Solar Regulators

The objective of solar regulators, also known as charge controllers, is to manage the current from solar panels in order to prevent overcharging of the batteries. Overcharging causes gassing and electrolyte loss, resulting in battery deterioration.

When the batteries are fully charged, a solar regulator detects this and stops or reduces the amount of electricity flowing to the battery.

Most solar regulators have a Low Voltage Disconnect feature that turns off the power to the load if the battery value drops below the cut-off voltage. This prevents permanent harm to the battery as well as a reduction in its life expectancy.

A solar regulator also avoids the battery from being flattened by backfeeding into the solar panel at night.

The amount of current that solar regulators can get from the solar panels determines their rating.

Inverters

An inverter is a device that converts DC power stored in a battery to 240V AC power. Pure sine wave and modified sine wave inverters are the two most common output designs (squarewave).

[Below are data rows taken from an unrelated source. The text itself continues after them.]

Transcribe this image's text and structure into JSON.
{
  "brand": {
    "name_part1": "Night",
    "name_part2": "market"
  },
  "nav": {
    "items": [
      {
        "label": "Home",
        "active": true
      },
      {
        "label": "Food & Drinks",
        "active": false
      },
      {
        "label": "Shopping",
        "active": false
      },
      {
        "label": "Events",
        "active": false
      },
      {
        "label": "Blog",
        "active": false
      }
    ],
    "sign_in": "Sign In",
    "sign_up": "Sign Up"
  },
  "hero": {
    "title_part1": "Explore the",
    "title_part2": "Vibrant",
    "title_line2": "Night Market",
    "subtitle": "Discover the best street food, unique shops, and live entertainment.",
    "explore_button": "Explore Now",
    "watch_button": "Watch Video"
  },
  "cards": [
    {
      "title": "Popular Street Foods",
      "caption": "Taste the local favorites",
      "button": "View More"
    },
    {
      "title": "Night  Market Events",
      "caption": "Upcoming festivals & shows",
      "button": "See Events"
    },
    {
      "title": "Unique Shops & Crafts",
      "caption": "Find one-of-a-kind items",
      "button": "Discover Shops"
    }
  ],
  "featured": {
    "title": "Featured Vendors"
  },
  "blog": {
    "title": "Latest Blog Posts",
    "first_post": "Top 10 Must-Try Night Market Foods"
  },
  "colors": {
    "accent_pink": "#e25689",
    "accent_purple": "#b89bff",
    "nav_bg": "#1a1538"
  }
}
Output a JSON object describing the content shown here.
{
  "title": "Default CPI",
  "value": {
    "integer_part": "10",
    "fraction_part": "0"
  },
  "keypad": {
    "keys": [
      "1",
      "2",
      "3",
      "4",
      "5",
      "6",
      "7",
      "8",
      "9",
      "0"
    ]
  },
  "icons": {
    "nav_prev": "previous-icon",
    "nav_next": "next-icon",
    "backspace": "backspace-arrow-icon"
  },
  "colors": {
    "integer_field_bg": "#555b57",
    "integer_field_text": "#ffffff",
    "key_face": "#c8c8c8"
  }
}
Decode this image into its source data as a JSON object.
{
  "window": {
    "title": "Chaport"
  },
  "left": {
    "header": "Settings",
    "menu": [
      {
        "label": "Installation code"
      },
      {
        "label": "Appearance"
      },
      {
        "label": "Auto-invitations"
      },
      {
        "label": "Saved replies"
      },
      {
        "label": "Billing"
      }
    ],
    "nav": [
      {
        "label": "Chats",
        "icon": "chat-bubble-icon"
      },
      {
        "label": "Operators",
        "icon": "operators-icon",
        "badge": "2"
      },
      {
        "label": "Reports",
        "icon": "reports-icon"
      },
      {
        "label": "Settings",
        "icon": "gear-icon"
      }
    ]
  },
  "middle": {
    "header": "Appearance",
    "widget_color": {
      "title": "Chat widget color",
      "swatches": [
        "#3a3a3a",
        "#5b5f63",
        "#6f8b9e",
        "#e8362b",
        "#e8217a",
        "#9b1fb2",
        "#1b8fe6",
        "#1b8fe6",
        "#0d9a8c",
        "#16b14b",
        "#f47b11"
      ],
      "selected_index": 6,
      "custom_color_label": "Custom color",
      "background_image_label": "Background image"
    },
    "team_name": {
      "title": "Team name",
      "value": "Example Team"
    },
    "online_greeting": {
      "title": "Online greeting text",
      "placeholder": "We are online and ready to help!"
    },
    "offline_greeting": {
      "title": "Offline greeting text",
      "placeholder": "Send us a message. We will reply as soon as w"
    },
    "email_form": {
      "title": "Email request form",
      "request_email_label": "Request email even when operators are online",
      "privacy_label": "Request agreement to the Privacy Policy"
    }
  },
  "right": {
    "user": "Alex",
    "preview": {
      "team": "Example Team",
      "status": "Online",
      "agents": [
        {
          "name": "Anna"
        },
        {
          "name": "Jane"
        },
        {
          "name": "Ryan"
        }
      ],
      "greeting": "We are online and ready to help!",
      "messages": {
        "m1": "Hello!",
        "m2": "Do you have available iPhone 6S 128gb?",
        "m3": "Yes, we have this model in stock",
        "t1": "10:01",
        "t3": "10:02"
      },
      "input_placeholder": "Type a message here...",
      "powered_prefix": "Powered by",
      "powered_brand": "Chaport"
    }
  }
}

The modified sinewave inverter will operate with most AC devices, but there are a few exceptions. When using modified sinewave electricity, devices like laser printers can be destroyed. On modified sinewave electricity, motors and power supplies typically run hotter and less effectively, and some items, such as fans, amplifiers, and low-cost fluorescent lights, emit an audible buzz. Modified sinewave inverters, on the other hand, are very efficient at converting DC to AC and are quite affordable.

Pure sine wave inverters generate AC power that is almost comparable to, and frequently cleaner than, grid electricity.

Inverters are typically rated by the amount of continuous AC power they can produce. Surge numbers of 5 seconds and 1/2 hour are commonly provided by manufacturers. The surge values show how much power the inverter can supply for 5 seconds and 1/2 an hour before the overload protection on the inverter trips and shuts the power.

Deep Cycle Solar Batteries

Unlike normal automobile batteries, which are meant to supply a significant amount of current for a short period of time, deep cycle batteries used in solar power systems are designed to be depleted over a long period of time (e.g. 100 hours) then recharged hundreds or thousands of times.

Deep cycle batteries should not be discharged below 70% of their capacity to ensure long battery life. i.e. 30% capacity is still available. Discharging the batteries beyond this point will substantially diminish their life.

Ampere Hours are the unit of measurement for deep cycle batteries (Ah). A discharge rate is also included in this grade, which is commonly 20 or 100 hours. This rating indicates how much current the battery can produce in Amps for the specified length of hours.

A battery rated at 120Ah at the 100 hour rate, for example, can supply a total of 120A over the course of 100 hours. This equates to 1.2 amps each hour. The same battery might provide 110Ah at the 20-hour rate, or 5.5A per hour for 20 hours, due to internal heating at higher discharge rates. In practice, this battery could power a 60W 12VDC TV for more than 20 hours before draining.

A battery bank’s performance and life can be influenced by a variety of factors. Prior to making any substantial battery purchase, it is highly suggested that you speak with an experienced solar power system installer or solar battery vendor.